WASHINGTON – The U.S. Supreme Court has asked the solicitor general to weigh
in on a jurisdiction question for a federal securities lawsuit out of California.
The case of Cyan Inc. vs. Beaver County Employees Retirement
Fund is currently in front of the nation’s highest court. The issue at hand is
whether state courts lack subject matter jurisdiction over specific class
The case could set a precedent for where class actions are
“It will change the way (class action suits) are brought to
court,” Attorney Boris Feldman told the Northern California Record. “If the Supreme Court takes the case and we
prevail, than it will knock out Section 11 suits in state court, which will be
a big deal.”
Feldman, who represents Cyan Inc. in the federal case, said
Section 11 cases deal with false or misleading IPO perspectives.

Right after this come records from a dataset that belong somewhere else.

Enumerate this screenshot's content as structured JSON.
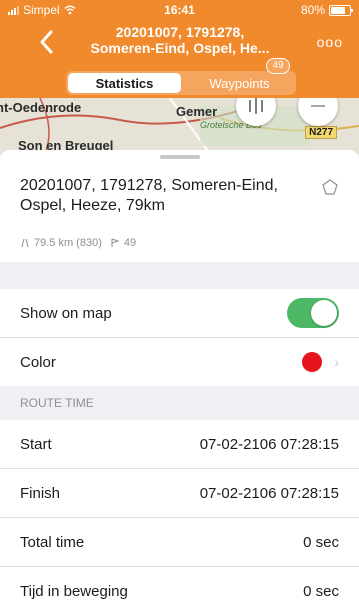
{
  "status_bar": {
    "carrier": "Simpel",
    "time": "16:41",
    "battery": "80%"
  },
  "nav": {
    "title_line1": "20201007, 1791278,",
    "title_line2": "Someren-Eind, Ospel, He...",
    "more_label": "ooo"
  },
  "tabs": [
    {
      "label": "Statistics",
      "active": true
    },
    {
      "label": "Waypoints",
      "active": false,
      "badge": "49"
    }
  ],
  "map": {
    "labels": [
      "nt-Oedenrode",
      "Gemer",
      "Son en Breugel"
    ],
    "italic_label": "Grotelsche Bos",
    "road": "N277"
  },
  "route": {
    "name": "20201007, 1791278, Someren-Eind, Ospel, Heeze, 79km",
    "distance": "79.5 km (830)",
    "waypoints": "49"
  },
  "settings": {
    "show_on_map_label": "Show on map",
    "show_on_map_on": true,
    "color_label": "Color",
    "color_value": "#e5141d"
  },
  "route_time": {
    "header": "ROUTE TIME",
    "rows": [
      {
        "label": "Start",
        "value": "07-02-2106 07:28:15"
      },
      {
        "label": "Finish",
        "value": "07-02-2106 07:28:15"
      },
      {
        "label": "Total time",
        "value": "0 sec"
      },
      {
        "label": "Tijd in beweging",
        "value": "0 sec"
      }
    ]
  },
  "colors": {
    "accent": "#f08a2c",
    "toggle_on": "#4cb865"
  }
}
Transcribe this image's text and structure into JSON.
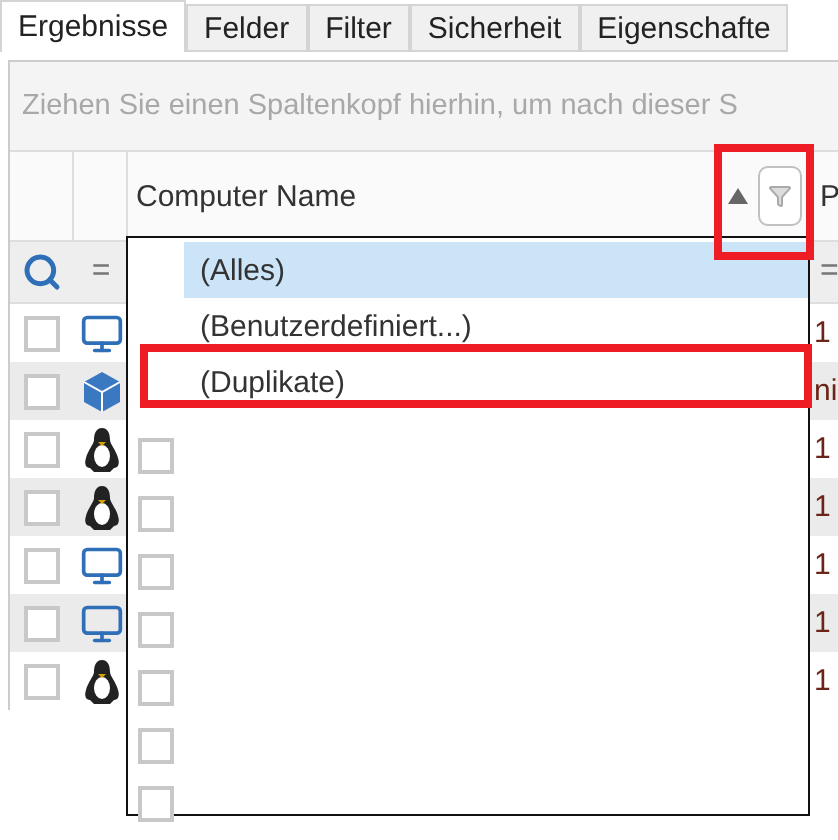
{
  "tabs": [
    {
      "label": "Ergebnisse",
      "selected": true
    },
    {
      "label": "Felder",
      "selected": false
    },
    {
      "label": "Filter",
      "selected": false
    },
    {
      "label": "Sicherheit",
      "selected": false
    },
    {
      "label": "Eigenschafte",
      "selected": false
    }
  ],
  "group_panel": {
    "placeholder": "Ziehen Sie einen Spaltenkopf hierhin, um nach dieser S"
  },
  "columns": [
    {
      "label": "Computer Name",
      "sort_ascending": true,
      "filter_open": true
    },
    {
      "label": "P"
    }
  ],
  "filter_row": {
    "operator": "=",
    "column_4_operator": "="
  },
  "rows": [
    {
      "kind": "desktop",
      "checked": false,
      "column_4": "1"
    },
    {
      "kind": "cube",
      "checked": false,
      "column_4": "ni"
    },
    {
      "kind": "penguin",
      "checked": false,
      "column_4": "1"
    },
    {
      "kind": "penguin",
      "checked": false,
      "column_4": "1"
    },
    {
      "kind": "desktop",
      "checked": false,
      "column_4": "1"
    },
    {
      "kind": "desktop",
      "checked": false,
      "column_4": "1"
    },
    {
      "kind": "penguin",
      "checked": false,
      "column_4": "1"
    }
  ],
  "filter_popup": {
    "options": [
      {
        "label": "(Alles)",
        "selected": true
      },
      {
        "label": "(Benutzerdefiniert...)",
        "selected": false
      },
      {
        "label": "(Duplikate)",
        "selected": false
      }
    ],
    "values": [
      {
        "checked": false
      },
      {
        "checked": false
      },
      {
        "checked": false
      },
      {
        "checked": false
      },
      {
        "checked": false
      },
      {
        "checked": false
      },
      {
        "checked": false
      }
    ]
  }
}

The original class action began in 2013 after investors said
Cyan Inc. failed to warn them that the company’s revenues were dependent on two
limited life projects, and that both projects were coming to a close. Investors
argued the company was required to disclose those facts before giving stock
Under the Securities Act of 1933,
class actions suits are to be litigated in
state court. Subsequent laws, including the Securities Litigation Uniform
Standard Act (SLUSA), altered the rules for covered class action lawsuits to be
tried in federal courts. Federal judges were left to decide whether SLUSA
eliminated state jurisdiction altogether, which makes the case of Cyan Inc.
especially important to case law.
Feldman said the threshold for Section 11 cases is much
higher in federal court than it is in state court.
“We’re pretty confident that if the Cyan case had been
brought in federal court it would’ve been tossed on its ear,” he said.
Advocates for reform argue that more litigation could harm
efforts to raise capital and promote entrepreneurship.
This can be especially harmful to areas of California such
as Silicon Valley, where tech start-ups and entrepreneurs face turbulent and unpredictable financial landscapes.
Feldman argues that SLUSA should overrule the Securities Act
of 1933, and by California still allowing class action suits such as the one
brought against Cyan Inc., it’s only hurting the state’s overall economy.
“Our state is an IPO factory, and whenever the price dips
from the IPO price you can get sued in state court,” he said. “We think it’s
beneficial to them that if they’re sued they can only be sued in federal court.
Federal judges are pretty good about throwing out suits that don’t have merit.”
He said he is hopeful the Supreme Court will take up the
case and rule in favor of Cyan Inc., not just for the company itself but to
eliminate the risk burgeoning companies that offer IPOs face.
“We were encouraged that (the U.S. Supreme Court) is looking
at it seriously enough that they’ve asked the solicitor general to share his
views,” he said. “But beyond that, who knows?"